isosceles, that is equal to that, then that has to be equal
to that, we know that all the angles are the same. How do we know that this angle
is equal to this angle? Well, think about it. Whatever angle this us,
let's call this x. Let's call this angle
y and this angle y. We know that x plus 2y is equal
to 180, or that 2y is equal to 180 minus x, Or y is
equal to 90 minus x over 2. Now if this is x, And let's call
these z and z, So we know that x plus 2z is
equal to 180. All the angles in a triangle
have to add up to 180. Subtract x from both sides,
you get 2z is equal to 180 minus x. Divide by 2, you get z is equal
to 90 minus x over 2. So z and y are going to
be the same angles. So all the angles are the same,
so we're dealing with similar triangles. So choice D was definitely
correct. 13. OK. Which of the following facts
would be sufficient to prove that triangles ABC, that's the

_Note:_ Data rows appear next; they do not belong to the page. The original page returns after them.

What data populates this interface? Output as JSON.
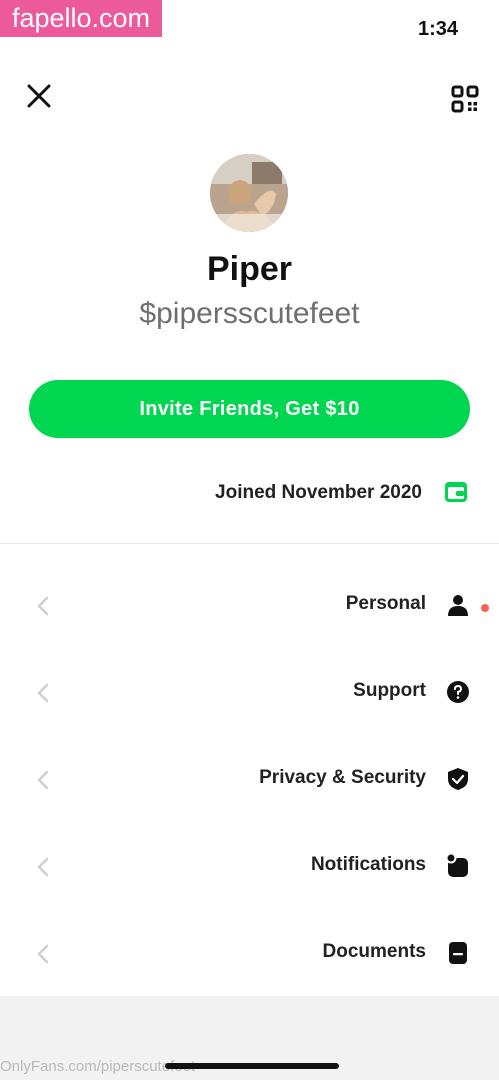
{
  "watermark": "fapello.com",
  "status": {
    "time": "1:34"
  },
  "profile": {
    "name": "Piper",
    "cashtag": "$pipersscutefeet"
  },
  "invite": {
    "label": "Invite Friends, Get $10"
  },
  "joined": {
    "text": "Joined November 2020",
    "icon": "wallet-icon"
  },
  "menu": [
    {
      "label": "Personal",
      "icon": "person-icon",
      "notification": true
    },
    {
      "label": "Support",
      "icon": "help-icon",
      "notification": false
    },
    {
      "label": "Privacy & Security",
      "icon": "shield-icon",
      "notification": false
    },
    {
      "label": "Notifications",
      "icon": "bell-icon",
      "notification": false
    },
    {
      "label": "Documents",
      "icon": "document-icon",
      "notification": false
    }
  ],
  "footer": {
    "url": "OnlyFans.com/piperscutefeet"
  },
  "colors": {
    "accent": "#00d64f",
    "watermark": "#ec5a9c",
    "dot": "#ff5d57"
  }
}
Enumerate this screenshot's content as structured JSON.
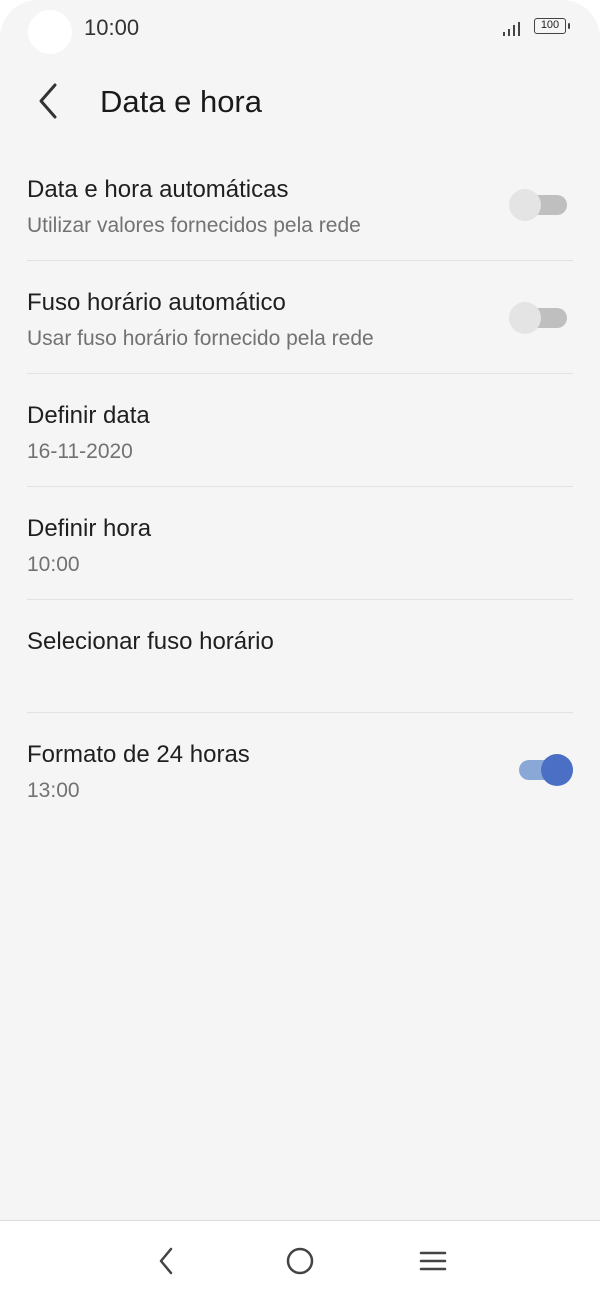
{
  "status_bar": {
    "time": "10:00",
    "battery": "100",
    "icons": [
      "signal-icon",
      "battery-icon"
    ]
  },
  "header": {
    "title": "Data e hora",
    "back_icon": "back-arrow-icon"
  },
  "settings": [
    {
      "title": "Data e hora automáticas",
      "subtitle": "Utilizar valores fornecidos pela rede",
      "toggle": false
    },
    {
      "title": "Fuso horário automático",
      "subtitle": "Usar fuso horário fornecido pela rede",
      "toggle": false
    },
    {
      "title": "Definir data",
      "subtitle": "16-11-2020"
    },
    {
      "title": "Definir hora",
      "subtitle": "10:00"
    },
    {
      "title": "Selecionar fuso horário",
      "subtitle": ""
    },
    {
      "title": "Formato de 24 horas",
      "subtitle": "13:00",
      "toggle": true
    }
  ],
  "nav_bar": {
    "icons": [
      "back-icon",
      "home-icon",
      "menu-icon"
    ]
  },
  "colors": {
    "accent": "#4a6fc4",
    "accent_track": "#8aa8d6",
    "background": "#f5f5f5",
    "switch_off": "#bfbfbf"
  }
}
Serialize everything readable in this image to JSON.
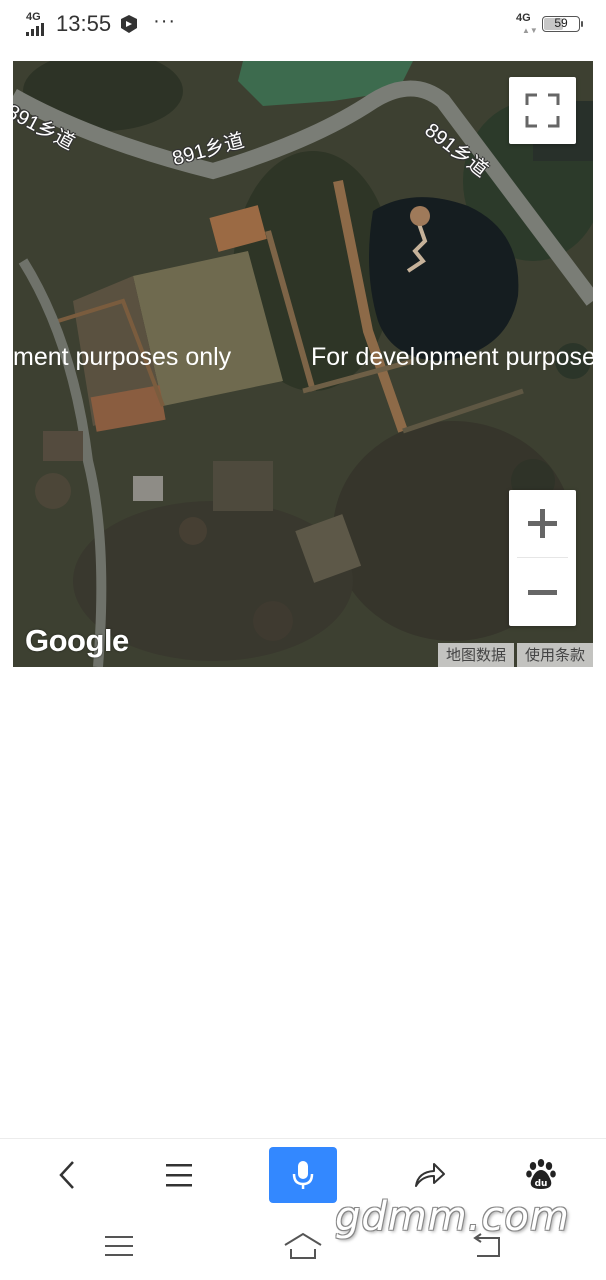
{
  "status_bar": {
    "network": "4G",
    "time": "13:55",
    "more": "···",
    "network_right": "4G",
    "battery_level": "59",
    "battery_fraction": 0.59
  },
  "map": {
    "road_label": "891乡道",
    "watermark_left": "ment purposes only",
    "watermark_right": "For development purpose",
    "logo": "Google",
    "attribution_data": "地图数据",
    "attribution_terms": "使用条款"
  },
  "toolbar": {
    "accent_color": "#3388ff",
    "icons": [
      "back-icon",
      "menu-icon",
      "microphone-icon",
      "share-icon",
      "baidu-paw-icon"
    ]
  },
  "system_nav": {
    "icons": [
      "menu-icon",
      "home-icon",
      "return-icon"
    ]
  },
  "watermark": {
    "site": "gdmm.com"
  }
}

big triangle, and triangle DBE, so that's a small
one, are similar? So we have to prove that all of
their angles are similar. I cannot even look at the
choices and I can guess where this is going. So we want to prove that
those are similar. So first of all, they share
the same angle. Angle ABC, this angle, is
the same as angle DBE. So they share that same angle. So we got one angle down. Now let's think about it. If we knew that this angle is
equal to that angle and that angle is equal to that
angle, we'd be done. And the best way to come to
that conclusion is if they told us that this and
this are parallel. I'm guessing that's where
they're going. Now I might have gone on a
completely wrong tangent. Because it those two are
parallel, then these two lines are transversals of
the parallel. So that angle and that angle
would be corresponding angles, so they would be congruent, and
then that angle and that angle would be corresponding
angles so they'd also be congruent. So if they told us that these
are parallel, we're done. These are definitely
similar triangles. And sure enough, choice C, they
tell us that AC and DE are parallel. These are parallel, that's
a transversal, this is a corresponding angle of that,
so they're congruent. This is a corresponding angle to
this, congruent, so all of the angles are congruent. So we have a similar triangle. Problem 14. OK. Parallelogram ABCD
is shown below. Fair enough. Parallelogram: that
tells us that the opposites sides are parallel. That's parallel to that, and
then this is parallel to that. And all of the choices got
clipped at the bottom, but I'll copy them over. Maybe I'll copy them
above the question. Well, let me see
what I can do. I think that's good enough. A little unconventional. OK. Parallelogram is shown below. They say which pair of triangles
can be established to be congruent to prove
that angle DAB is congruent to angle BCD? So DAB is this. Let me do it in another color. DAB is that angle, is
congruent to BCD. They want us to show
that those have the same angle measure. OK, and what do we
have to show? They say what pair of triangles
can be established to be congruent to prove that. OK, if these are both part of
two different congruent triangles and they are the
corresponding angles, then we know that they're congruent
and we'd be done. So let's see what they say. Triangle ADC and BCD. BCD has this angle in it. BCD does help us because it
has this angle in it, but triangle ADC does not have
this angle in it, right? Triangle ADC has this the
smaller angle in it. ADC doesn't involve this whole
thing, so that's not going to help us. Triangle AED, once again, does
not involve this larger angle, does not involve
the angle DAB. It only involves the little
smaller angle, so that's not going to help us. Triangle DAB. That looks good. That has this whole
angle in it. DAB. And then BCD. If we showed that that triangle
is congruent to this triangle right here,
I think we're done. That would be enough to show
that this angle is congruent to that angle, because they
would be the corresponding angles of a congruent
triangle. So I think C is where
we're going to go. Let's just look at choice D. DEC. Once again, triangle DEC. Let me make this point clear. Triangle DEC does not involve
either of the angles we care. It clearly does not involve
this angle, and it only involves part of this angle,
only this part. It doesn't involve this whole
angle, so that's not going to help us either. So the answer is C. Anyway, see you in
the next video.